Lecce – Puglia
Lecce -once a center of Spanish art and culture overflows with Renaissance, Gothic, and Baroque architecture. It’s a treat for lovers and students of art history. Spend a day and stay overnight before exploring the coastal towns of the Salento, from Otranto to Gallipoli.
Begin your visit of Old Town Lecce in Piazza Sant’Oronzo, A massive square referred to for centuries by the residents of Lecce as Piazza dei Mercati, it was the stage for local markets, riots, commerce, and gatherings. The square is wrapped in buildings displaying a smorgasbord of architectural styles, where you may be surprised to find a very un-Italian McDonald’s standing proudly among centuries-old structures. Welcome to 21st Century tastes!
Notice the mosaic of the city’s coat of arms embedded into the piazza’s floor tiles: A wolf and an oak tree topped by a golden crown.
The below-ground amphitheater in the piazza was built during the 2nd Century during the reign of the Roman Emperor Hadrian at a time when Lecce was a small village close to the Mediterranean. Subsequently, under the rule of Emperor Marcus Aurelius, Lecce expanded, and its economy boomed.
Gladiatorial games, contests of beast against beast, and man against beast were held in the amphitheater, which could accommodate 25,000 spectators. For centuries the amphitheater remained hidden underground until it was discovered in 1901 and excavated in 1938.
Palazzo del Seggio, better known as Il Sedile, is a palace from the late 16th Century built in the Gothic-Renaissance style, which overlooks the amphitheater, and follows its structural curve.
Make your way to Piazza Duomo and the exquisite Baroque cathedral. It’s easy to miss the narrow opening that leads one to the square from Via Vittorio Emanuele II, which somehow makes the first sighting of the square all the more dramatic.
To the right of the Duomo stands the elegant Palazzo Arcivescovile, now the residence of the Archbishop and the official site of the Archdiocese of Lecce. To the right of the Bishop’s Palace is the Baroque style Seminary Palace. The uncluttered simplicity of the square – no stores; no vendors; no cafés; allows one to fully appreciate the elaborate Baroque adornments of the buildings.
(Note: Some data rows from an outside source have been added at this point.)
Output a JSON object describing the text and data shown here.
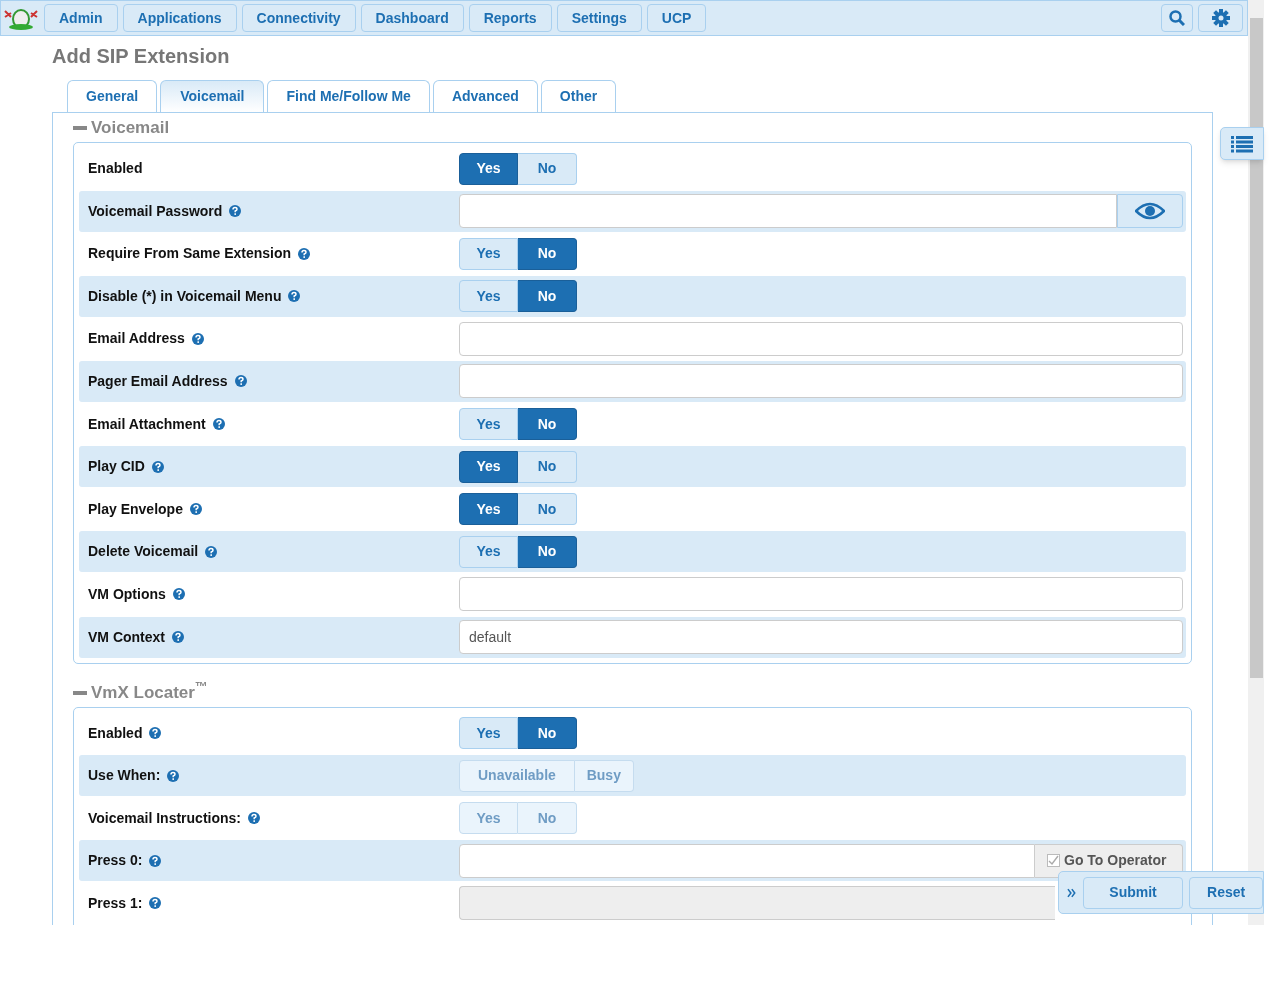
{
  "nav": {
    "items": [
      "Admin",
      "Applications",
      "Connectivity",
      "Dashboard",
      "Reports",
      "Settings",
      "UCP"
    ]
  },
  "page_title": "Add SIP Extension",
  "tabs": [
    {
      "label": "General",
      "selected": false
    },
    {
      "label": "Voicemail",
      "selected": true
    },
    {
      "label": "Find Me/Follow Me",
      "selected": false
    },
    {
      "label": "Advanced",
      "selected": false
    },
    {
      "label": "Other",
      "selected": false
    }
  ],
  "sections": [
    {
      "title": "Voicemail",
      "rows": [
        {
          "label": "Enabled",
          "help": false,
          "kind": "toggle",
          "disabled": false,
          "options": [
            {
              "label": "Yes",
              "selected": true
            },
            {
              "label": "No",
              "selected": false
            }
          ]
        },
        {
          "label": "Voicemail Password",
          "help": true,
          "kind": "password"
        },
        {
          "label": "Require From Same Extension",
          "help": true,
          "kind": "toggle",
          "disabled": false,
          "options": [
            {
              "label": "Yes",
              "selected": false
            },
            {
              "label": "No",
              "selected": true
            }
          ]
        },
        {
          "label": "Disable (*) in Voicemail Menu",
          "help": true,
          "kind": "toggle",
          "disabled": false,
          "options": [
            {
              "label": "Yes",
              "selected": false
            },
            {
              "label": "No",
              "selected": true
            }
          ]
        },
        {
          "label": "Email Address",
          "help": true,
          "kind": "text"
        },
        {
          "label": "Pager Email Address",
          "help": true,
          "kind": "text"
        },
        {
          "label": "Email Attachment",
          "help": true,
          "kind": "toggle",
          "disabled": false,
          "options": [
            {
              "label": "Yes",
              "selected": false
            },
            {
              "label": "No",
              "selected": true
            }
          ]
        },
        {
          "label": "Play CID",
          "help": true,
          "kind": "toggle",
          "disabled": false,
          "options": [
            {
              "label": "Yes",
              "selected": true
            },
            {
              "label": "No",
              "selected": false
            }
          ]
        },
        {
          "label": "Play Envelope",
          "help": true,
          "kind": "toggle",
          "disabled": false,
          "options": [
            {
              "label": "Yes",
              "selected": true
            },
            {
              "label": "No",
              "selected": false
            }
          ]
        },
        {
          "label": "Delete Voicemail",
          "help": true,
          "kind": "toggle",
          "disabled": false,
          "options": [
            {
              "label": "Yes",
              "selected": false
            },
            {
              "label": "No",
              "selected": true
            }
          ]
        },
        {
          "label": "VM Options",
          "help": true,
          "kind": "text"
        },
        {
          "label": "VM Context",
          "help": true,
          "kind": "text",
          "value": "default"
        }
      ]
    },
    {
      "title": "VmX Locater$^{™}$",
      "rows": [
        {
          "label": "Enabled",
          "help": true,
          "kind": "toggle",
          "disabled": false,
          "options": [
            {
              "label": "Yes",
              "selected": false
            },
            {
              "label": "No",
              "selected": true
            }
          ]
        },
        {
          "label": "Use When:",
          "help": true,
          "kind": "toggle",
          "disabled": true,
          "options": [
            {
              "label": "Unavailable",
              "selected": false
            },
            {
              "label": "Busy",
              "selected": false
            }
          ]
        },
        {
          "label": "Voicemail Instructions:",
          "help": true,
          "kind": "toggle",
          "disabled": true,
          "options": [
            {
              "label": "Yes",
              "selected": false
            },
            {
              "label": "No",
              "selected": false
            }
          ]
        },
        {
          "label": "Press 0:",
          "help": true,
          "kind": "text-check",
          "check": {
            "label": "Go To Operator",
            "checked": true
          }
        },
        {
          "label": "Press 1:",
          "help": true,
          "kind": "text",
          "disabled": true
        }
      ]
    }
  ],
  "actions": [
    "Submit",
    "Reset"
  ]
}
Map in hand, wander along the pedestrian side streets and admire the Baroque style palazzos -now renovated and still very much in use – as you go in search of the three ‘gates,’ which are majestic archways that lead to Lecce’s historical city center. The three gates form a large triangle within which lies the Old City.
The Triumphal Arch, Porta Napoli, was erected in 1548 in honor of Charles V. It replaced another gate which lay over the tomb of San Giusto.
The Baroque style Porta Rudiae is the oldest of the three gates. In ancient times a road led to the long-vanished city of Rudiae.
Porta San Biagio-also built in the Baroque style was rebuilt in 1774.
One can’t help noticing the unique quality of Lecce limestone, which seems to change tones depending on the natural light and time of day. The soft quality of the stone, which is found in abundance in the quarries of the Salento, has the perfect texture for creating the elaborate sculptures that adorn the churches, gates, and palazzos of Lecce.
The small piazzas and narrow lanes that one stumbles across during one’s wanderings are ideal spots to settle into atmospheric cafés, enjoy a meal, and a glass of wine while imbibing the beauty of one’s surroundings.
** Disclosure: I did not take the following photos: Piazza San’Oronzo at night; Porta Napoli; Palazzo Sedile.